The plans, developed in 2011 by Republican leaders who controlled the legislature and signed by Gov. Scott Walker (R), were effective.
In the election held after the new district maps were adopted, Republican candidates won 48.6 percent of the statewide vote but captured a 60-to-39 seat advantage in the State Assembly.
But Roberts said such statewide evaluations were not the way to go. “To the extent the plaintiffs’ alleged harm is the dilution of their votes, that injury is district specific,” Roberts wrote.
He said the court has similarly decided that “a plaintiff who alleges that he is the object of a racial gerrymander — a drawing of district lines on the basis of race — has standing to assert only that his own district has been so gerrymandered.”

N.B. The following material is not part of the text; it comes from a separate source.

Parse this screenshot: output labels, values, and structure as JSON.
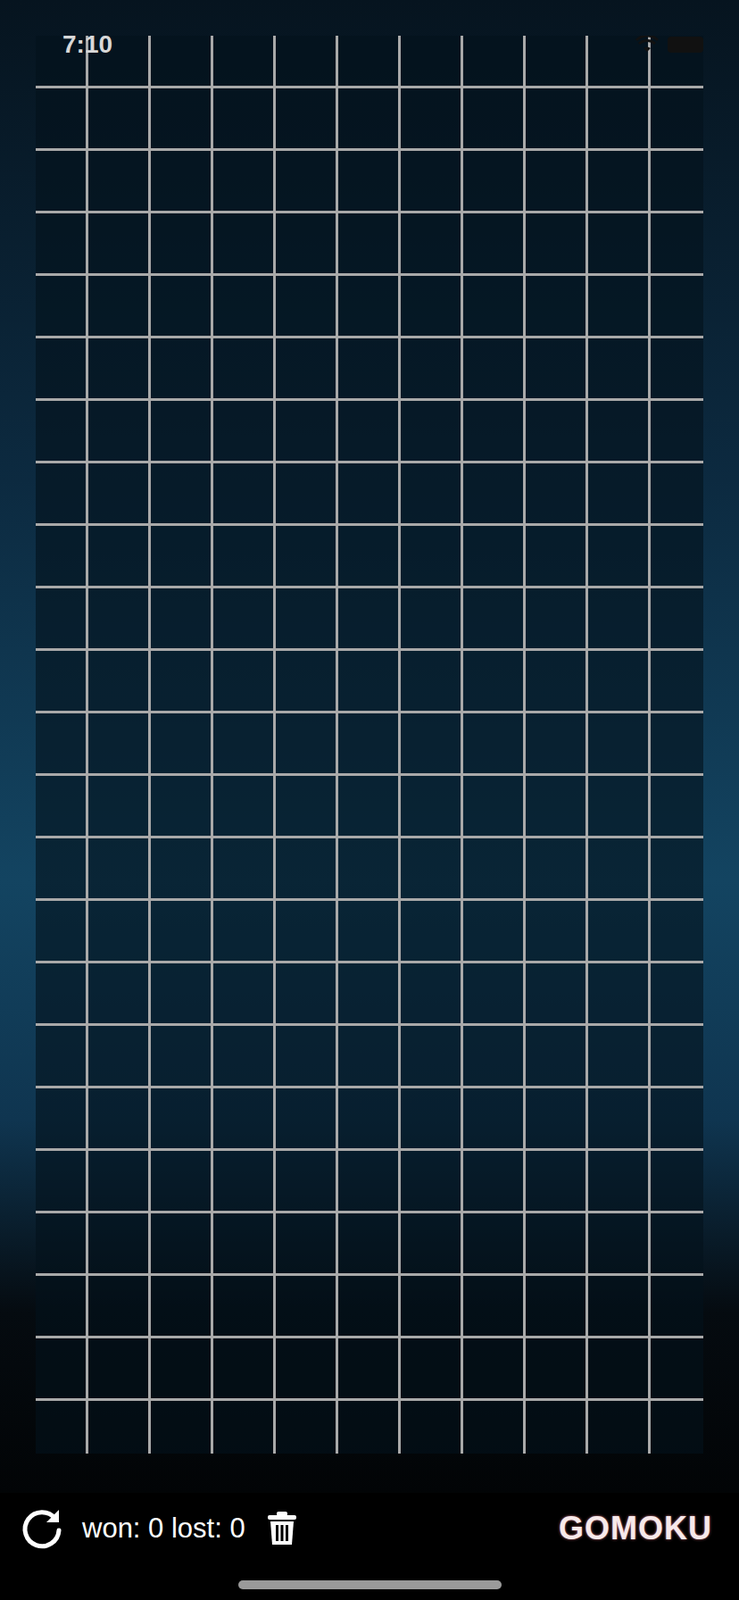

Paul Smith, a Washington lawyer who represented the Wisconsin challengers, said they would accept the court’s invitation to return to lower court with plaintiffs spread across Wisconsin. He said the ruling provides his side with a “great deal of options . . . and running room.”
At oral argument, Roberts had criticized a test the challengers proposed for deciding when districts had been unfairly gerrymandered as “sociological gobbledygook.”
Monday, he was more restrained, saying the problem with the test is that it measures the effect a gerrymander has on the fortunes of political parties, not individual voters.
The difficulty with the Maryland case, the court said in the unsigned opinion, is that it concerned a request from challengers that courts step in now to keep 2018 elections from being held in districts that have been in place since 2011.
There was no reason to do that before a trial has taken place in Benisek v. Lamone, the ruling said.
Maryland Democratic leaders set out in 2011 to redraw the state’s congressional districts to boost the likelihood that the party’s 6-to-2 edge in the delegation became 7 to 1.
Former governor Martin O’Malley (D) was frank about the effort in a deposition in the case, saying partisan advantage was “clearly my intent.”
O’Malley now says he believes redistricting should be done by an independent commission rather than by legislators.
The Democratic mapmakers had to make only minor changes to one district to adjust for population shifts documented in the 2010 Census.
Instead, they moved hundreds of thousands of voters out of the district, and approximately the same number back in, but in a way that gave Democrats an advantage.
The incumbent in the district, longtime Rep. Roscoe G. Bartlett (R), had been reelected in 2010 by a 28-percentage-point margin. But he lost to a Democrat in the redrawn district in 2012 by 21 points.
Attorney Michael Kimberly, representing the Maryland challengers, said he hoped the lower court would order a trial quickly. If successful, he said, that would mean the 2020 elections could take place under a different map.